▸ Task goal:
The expected answer is a bare count of the lines in the data below that contain "Windows".

[Website and app data records]
++++++++++

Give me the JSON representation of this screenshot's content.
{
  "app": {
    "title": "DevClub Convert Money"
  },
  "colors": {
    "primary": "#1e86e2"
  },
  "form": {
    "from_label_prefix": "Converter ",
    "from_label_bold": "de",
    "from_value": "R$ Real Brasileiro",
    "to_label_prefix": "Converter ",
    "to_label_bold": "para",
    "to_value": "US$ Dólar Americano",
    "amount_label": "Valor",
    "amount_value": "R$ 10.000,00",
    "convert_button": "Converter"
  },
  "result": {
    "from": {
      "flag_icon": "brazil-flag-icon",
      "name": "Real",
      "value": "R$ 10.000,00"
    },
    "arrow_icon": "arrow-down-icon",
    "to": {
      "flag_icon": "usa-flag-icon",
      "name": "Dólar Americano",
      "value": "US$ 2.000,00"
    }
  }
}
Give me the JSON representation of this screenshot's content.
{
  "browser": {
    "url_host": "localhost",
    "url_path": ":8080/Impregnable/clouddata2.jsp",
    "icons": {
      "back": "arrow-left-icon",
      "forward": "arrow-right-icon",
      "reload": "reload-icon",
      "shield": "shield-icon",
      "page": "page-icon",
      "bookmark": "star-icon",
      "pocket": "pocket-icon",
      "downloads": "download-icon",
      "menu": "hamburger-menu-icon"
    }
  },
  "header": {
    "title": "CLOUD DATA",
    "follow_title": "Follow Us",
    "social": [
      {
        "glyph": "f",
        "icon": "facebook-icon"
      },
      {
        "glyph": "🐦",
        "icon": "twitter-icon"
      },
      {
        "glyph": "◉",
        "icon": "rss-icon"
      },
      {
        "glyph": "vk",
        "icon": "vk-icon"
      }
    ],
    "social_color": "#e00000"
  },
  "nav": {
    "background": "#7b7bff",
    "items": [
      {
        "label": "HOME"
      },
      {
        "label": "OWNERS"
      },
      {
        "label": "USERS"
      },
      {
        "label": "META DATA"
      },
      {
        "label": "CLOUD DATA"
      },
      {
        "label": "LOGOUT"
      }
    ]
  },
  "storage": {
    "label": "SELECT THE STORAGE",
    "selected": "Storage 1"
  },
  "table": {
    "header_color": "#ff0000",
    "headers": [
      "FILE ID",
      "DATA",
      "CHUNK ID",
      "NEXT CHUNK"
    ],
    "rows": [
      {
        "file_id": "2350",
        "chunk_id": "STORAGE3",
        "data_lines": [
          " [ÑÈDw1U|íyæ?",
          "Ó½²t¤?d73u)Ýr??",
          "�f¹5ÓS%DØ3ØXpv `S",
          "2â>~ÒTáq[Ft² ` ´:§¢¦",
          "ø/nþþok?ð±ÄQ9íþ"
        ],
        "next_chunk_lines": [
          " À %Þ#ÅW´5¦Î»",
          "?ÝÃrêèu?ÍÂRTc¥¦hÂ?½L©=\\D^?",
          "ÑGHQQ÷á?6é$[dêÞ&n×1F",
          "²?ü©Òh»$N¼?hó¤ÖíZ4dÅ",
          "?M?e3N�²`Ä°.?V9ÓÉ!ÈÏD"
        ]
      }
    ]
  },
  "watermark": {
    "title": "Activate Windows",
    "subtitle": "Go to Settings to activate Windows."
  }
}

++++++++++

▸ Output of the task:
2